» **WORK REQUIRED**: Go through the entries and set each one down exactly.

Web page and app entries
○ ○ ○
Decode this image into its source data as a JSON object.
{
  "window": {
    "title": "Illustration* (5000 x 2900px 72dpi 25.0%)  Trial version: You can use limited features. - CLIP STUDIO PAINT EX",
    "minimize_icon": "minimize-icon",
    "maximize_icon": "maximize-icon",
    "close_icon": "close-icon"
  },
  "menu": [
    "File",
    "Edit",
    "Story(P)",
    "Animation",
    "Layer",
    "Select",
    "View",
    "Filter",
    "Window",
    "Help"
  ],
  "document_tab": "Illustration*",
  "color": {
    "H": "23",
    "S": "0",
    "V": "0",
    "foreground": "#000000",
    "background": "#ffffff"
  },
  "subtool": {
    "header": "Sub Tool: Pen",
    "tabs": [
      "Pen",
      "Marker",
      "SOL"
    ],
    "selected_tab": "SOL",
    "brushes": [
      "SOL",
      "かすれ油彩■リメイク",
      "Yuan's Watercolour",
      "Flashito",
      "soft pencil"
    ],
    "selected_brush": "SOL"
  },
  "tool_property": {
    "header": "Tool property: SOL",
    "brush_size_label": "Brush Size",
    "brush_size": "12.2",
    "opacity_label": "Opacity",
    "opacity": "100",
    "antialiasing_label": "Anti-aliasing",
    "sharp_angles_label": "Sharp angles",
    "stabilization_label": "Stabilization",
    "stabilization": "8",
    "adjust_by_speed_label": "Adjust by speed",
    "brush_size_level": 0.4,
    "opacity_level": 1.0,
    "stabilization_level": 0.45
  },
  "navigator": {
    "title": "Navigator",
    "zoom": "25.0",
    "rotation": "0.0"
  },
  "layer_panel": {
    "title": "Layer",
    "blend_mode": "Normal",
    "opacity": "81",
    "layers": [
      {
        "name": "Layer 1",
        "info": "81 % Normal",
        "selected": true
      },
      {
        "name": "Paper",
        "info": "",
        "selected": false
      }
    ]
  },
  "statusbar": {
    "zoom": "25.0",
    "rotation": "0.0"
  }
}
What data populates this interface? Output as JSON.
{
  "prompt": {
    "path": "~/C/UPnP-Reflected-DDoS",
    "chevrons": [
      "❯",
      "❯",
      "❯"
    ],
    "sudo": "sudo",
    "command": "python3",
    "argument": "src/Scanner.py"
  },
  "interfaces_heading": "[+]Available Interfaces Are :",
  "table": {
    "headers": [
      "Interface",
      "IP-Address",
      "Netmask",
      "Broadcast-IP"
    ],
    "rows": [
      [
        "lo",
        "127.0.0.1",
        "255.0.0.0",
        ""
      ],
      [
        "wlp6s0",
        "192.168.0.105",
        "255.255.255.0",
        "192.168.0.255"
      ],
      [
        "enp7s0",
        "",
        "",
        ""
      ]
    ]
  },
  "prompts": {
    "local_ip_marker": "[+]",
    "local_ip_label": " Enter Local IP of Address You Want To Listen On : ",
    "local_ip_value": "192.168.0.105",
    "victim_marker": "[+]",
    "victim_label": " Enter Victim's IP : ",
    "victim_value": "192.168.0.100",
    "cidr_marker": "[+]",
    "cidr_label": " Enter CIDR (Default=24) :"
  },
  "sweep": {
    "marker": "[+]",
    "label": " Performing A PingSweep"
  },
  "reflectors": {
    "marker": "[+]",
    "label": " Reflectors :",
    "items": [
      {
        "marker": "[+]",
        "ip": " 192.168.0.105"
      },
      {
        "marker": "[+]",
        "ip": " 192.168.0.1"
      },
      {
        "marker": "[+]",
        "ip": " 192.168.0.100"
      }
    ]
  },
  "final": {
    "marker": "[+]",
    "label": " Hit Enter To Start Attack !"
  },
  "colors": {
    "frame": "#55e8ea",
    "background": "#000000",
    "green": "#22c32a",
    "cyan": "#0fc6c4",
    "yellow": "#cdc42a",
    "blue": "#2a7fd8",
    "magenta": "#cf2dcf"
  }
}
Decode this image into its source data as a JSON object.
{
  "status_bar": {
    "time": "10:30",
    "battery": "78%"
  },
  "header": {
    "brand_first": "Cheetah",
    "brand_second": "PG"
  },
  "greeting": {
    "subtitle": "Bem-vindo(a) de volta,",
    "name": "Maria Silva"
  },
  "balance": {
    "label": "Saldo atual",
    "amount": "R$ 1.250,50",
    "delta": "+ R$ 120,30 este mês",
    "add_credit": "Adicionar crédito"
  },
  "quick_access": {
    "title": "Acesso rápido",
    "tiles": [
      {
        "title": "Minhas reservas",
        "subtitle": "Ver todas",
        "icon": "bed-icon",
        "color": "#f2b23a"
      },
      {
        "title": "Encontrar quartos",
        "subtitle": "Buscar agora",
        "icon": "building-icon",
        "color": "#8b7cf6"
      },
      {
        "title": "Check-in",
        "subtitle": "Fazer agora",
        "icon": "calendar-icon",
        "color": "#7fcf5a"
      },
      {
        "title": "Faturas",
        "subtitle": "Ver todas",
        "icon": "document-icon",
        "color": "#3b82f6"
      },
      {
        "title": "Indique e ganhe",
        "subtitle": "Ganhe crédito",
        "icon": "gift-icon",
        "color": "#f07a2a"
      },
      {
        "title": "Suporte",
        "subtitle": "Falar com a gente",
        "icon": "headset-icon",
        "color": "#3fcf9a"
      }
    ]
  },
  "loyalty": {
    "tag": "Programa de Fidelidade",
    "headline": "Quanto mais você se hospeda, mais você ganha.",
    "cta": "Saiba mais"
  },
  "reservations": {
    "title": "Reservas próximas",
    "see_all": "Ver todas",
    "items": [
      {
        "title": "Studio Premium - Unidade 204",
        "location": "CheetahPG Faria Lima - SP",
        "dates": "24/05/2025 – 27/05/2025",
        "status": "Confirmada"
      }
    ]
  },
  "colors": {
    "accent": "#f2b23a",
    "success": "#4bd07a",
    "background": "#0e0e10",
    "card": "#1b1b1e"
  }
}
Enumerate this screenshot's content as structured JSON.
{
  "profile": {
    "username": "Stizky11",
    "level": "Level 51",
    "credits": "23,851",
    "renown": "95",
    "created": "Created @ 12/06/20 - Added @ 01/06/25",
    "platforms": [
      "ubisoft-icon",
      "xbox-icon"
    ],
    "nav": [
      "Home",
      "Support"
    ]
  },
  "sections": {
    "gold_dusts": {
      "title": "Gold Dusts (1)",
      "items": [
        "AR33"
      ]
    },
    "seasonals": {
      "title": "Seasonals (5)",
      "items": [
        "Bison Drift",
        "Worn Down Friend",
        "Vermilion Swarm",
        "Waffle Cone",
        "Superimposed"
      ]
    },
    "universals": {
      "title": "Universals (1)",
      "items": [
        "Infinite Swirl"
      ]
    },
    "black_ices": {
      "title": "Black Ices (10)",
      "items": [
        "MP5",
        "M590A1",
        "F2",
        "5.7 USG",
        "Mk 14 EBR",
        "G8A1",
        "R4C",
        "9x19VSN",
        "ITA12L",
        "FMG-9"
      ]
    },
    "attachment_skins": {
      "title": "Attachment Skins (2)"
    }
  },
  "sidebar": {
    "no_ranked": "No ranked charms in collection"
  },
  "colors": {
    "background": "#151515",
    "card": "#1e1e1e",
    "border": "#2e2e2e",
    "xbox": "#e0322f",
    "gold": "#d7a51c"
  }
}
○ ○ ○
» **OUTPUT OF THE TASK**:
Decode this image into its source data as a JSON object.
{
  "window": {
    "title": "Illustration* (5000 x 2900px 72dpi 25.0%)  Trial version: You can use limited features. - CLIP STUDIO PAINT EX",
    "minimize_icon": "minimize-icon",
    "maximize_icon": "maximize-icon",
    "close_icon": "close-icon"
  },
  "menu": [
    "File",
    "Edit",
    "Story(P)",
    "Animation",
    "Layer",
    "Select",
    "View",
    "Filter",
    "Window",
    "Help"
  ],
  "document_tab": "Illustration*",
  "color": {
    "H": "23",
    "S": "0",
    "V": "0",
    "foreground": "#000000",
    "background": "#ffffff"
  },
  "subtool": {
    "header": "Sub Tool: Pen",
    "tabs": [
      "Pen",
      "Marker",
      "SOL"
    ],
    "selected_tab": "SOL",
    "brushes": [
      "SOL",
      "かすれ油彩■リメイク",
      "Yuan's Watercolour",
      "Flashito",
      "soft pencil"
    ],
    "selected_brush": "SOL"
  },
  "tool_property": {
    "header": "Tool property: SOL",
    "brush_size_label": "Brush Size",
    "brush_size": "12.2",
    "opacity_label": "Opacity",
    "opacity": "100",
    "antialiasing_label": "Anti-aliasing",
    "sharp_angles_label": "Sharp angles",
    "stabilization_label": "Stabilization",
    "stabilization": "8",
    "adjust_by_speed_label": "Adjust by speed",
    "brush_size_level": 0.4,
    "opacity_level": 1.0,
    "stabilization_level": 0.45
  },
  "navigator": {
    "title": "Navigator",
    "zoom": "25.0",
    "rotation": "0.0"
  },
  "layer_panel": {
    "title": "Layer",
    "blend_mode": "Normal",
    "opacity": "81",
    "layers": [
      {
        "name": "Layer 1",
        "info": "81 % Normal",
        "selected": true
      },
      {
        "name": "Paper",
        "info": "",
        "selected": false
      }
    ]
  },
  "statusbar": {
    "zoom": "25.0",
    "rotation": "0.0"
  }
}
What data populates this interface? Output as JSON.
{
  "prompt": {
    "path": "~/C/UPnP-Reflected-DDoS",
    "chevrons": [
      "❯",
      "❯",
      "❯"
    ],
    "sudo": "sudo",
    "command": "python3",
    "argument": "src/Scanner.py"
  },
  "interfaces_heading": "[+]Available Interfaces Are :",
  "table": {
    "headers": [
      "Interface",
      "IP-Address",
      "Netmask",
      "Broadcast-IP"
    ],
    "rows": [
      [
        "lo",
        "127.0.0.1",
        "255.0.0.0",
        ""
      ],
      [
        "wlp6s0",
        "192.168.0.105",
        "255.255.255.0",
        "192.168.0.255"
      ],
      [
        "enp7s0",
        "",
        "",
        ""
      ]
    ]
  },
  "prompts": {
    "local_ip_marker": "[+]",
    "local_ip_label": " Enter Local IP of Address You Want To Listen On : ",
    "local_ip_value": "192.168.0.105",
    "victim_marker": "[+]",
    "victim_label": " Enter Victim's IP : ",
    "victim_value": "192.168.0.100",
    "cidr_marker": "[+]",
    "cidr_label": " Enter CIDR (Default=24) :"
  },
  "sweep": {
    "marker": "[+]",
    "label": " Performing A PingSweep"
  },
  "reflectors": {
    "marker": "[+]",
    "label": " Reflectors :",
    "items": [
      {
        "marker": "[+]",
        "ip": " 192.168.0.105"
      },
      {
        "marker": "[+]",
        "ip": " 192.168.0.1"
      },
      {
        "marker": "[+]",
        "ip": " 192.168.0.100"
      }
    ]
  },
  "final": {
    "marker": "[+]",
    "label": " Hit Enter To Start Attack !"
  },
  "colors": {
    "frame": "#55e8ea",
    "background": "#000000",
    "green": "#22c32a",
    "cyan": "#0fc6c4",
    "yellow": "#cdc42a",
    "blue": "#2a7fd8",
    "magenta": "#cf2dcf"
  }
}
Decode this image into its source data as a JSON object.
{
  "status_bar": {
    "time": "10:30",
    "battery": "78%"
  },
  "header": {
    "brand_first": "Cheetah",
    "brand_second": "PG"
  },
  "greeting": {
    "subtitle": "Bem-vindo(a) de volta,",
    "name": "Maria Silva"
  },
  "balance": {
    "label": "Saldo atual",
    "amount": "R$ 1.250,50",
    "delta": "+ R$ 120,30 este mês",
    "add_credit": "Adicionar crédito"
  },
  "quick_access": {
    "title": "Acesso rápido",
    "tiles": [
      {
        "title": "Minhas reservas",
        "subtitle": "Ver todas",
        "icon": "bed-icon",
        "color": "#f2b23a"
      },
      {
        "title": "Encontrar quartos",
        "subtitle": "Buscar agora",
        "icon": "building-icon",
        "color": "#8b7cf6"
      },
      {
        "title": "Check-in",
        "subtitle": "Fazer agora",
        "icon": "calendar-icon",
        "color": "#7fcf5a"
      },
      {
        "title": "Faturas",
        "subtitle": "Ver todas",
        "icon": "document-icon",
        "color": "#3b82f6"
      },
      {
        "title": "Indique e ganhe",
        "subtitle": "Ganhe crédito",
        "icon": "gift-icon",
        "color": "#f07a2a"
      },
      {
        "title": "Suporte",
        "subtitle": "Falar com a gente",
        "icon": "headset-icon",
        "color": "#3fcf9a"
      }
    ]
  },
  "loyalty": {
    "tag": "Programa de Fidelidade",
    "headline": "Quanto mais você se hospeda, mais você ganha.",
    "cta": "Saiba mais"
  },
  "reservations": {
    "title": "Reservas próximas",
    "see_all": "Ver todas",
    "items": [
      {
        "title": "Studio Premium - Unidade 204",
        "location": "CheetahPG Faria Lima - SP",
        "dates": "24/05/2025 – 27/05/2025",
        "status": "Confirmada"
      }
    ]
  },
  "colors": {
    "accent": "#f2b23a",
    "success": "#4bd07a",
    "background": "#0e0e10",
    "card": "#1b1b1e"
  }
}
Enumerate this screenshot's content as structured JSON.
{
  "profile": {
    "username": "Stizky11",
    "level": "Level 51",
    "credits": "23,851",
    "renown": "95",
    "created": "Created @ 12/06/20 - Added @ 01/06/25",
    "platforms": [
      "ubisoft-icon",
      "xbox-icon"
    ],
    "nav": [
      "Home",
      "Support"
    ]
  },
  "sections": {
    "gold_dusts": {
      "title": "Gold Dusts (1)",
      "items": [
        "AR33"
      ]
    },
    "seasonals": {
      "title": "Seasonals (5)",
      "items": [
        "Bison Drift",
        "Worn Down Friend",
        "Vermilion Swarm",
        "Waffle Cone",
        "Superimposed"
      ]
    },
    "universals": {
      "title": "Universals (1)",
      "items": [
        "Infinite Swirl"
      ]
    },
    "black_ices": {
      "title": "Black Ices (10)",
      "items": [
        "MP5",
        "M590A1",
        "F2",
        "5.7 USG",
        "Mk 14 EBR",
        "G8A1",
        "R4C",
        "9x19VSN",
        "ITA12L",
        "FMG-9"
      ]
    },
    "attachment_skins": {
      "title": "Attachment Skins (2)"
    }
  },
  "sidebar": {
    "no_ranked": "No ranked charms in collection"
  },
  "colors": {
    "background": "#151515",
    "card": "#1e1e1e",
    "border": "#2e2e2e",
    "xbox": "#e0322f",
    "gold": "#d7a51c"
  }
}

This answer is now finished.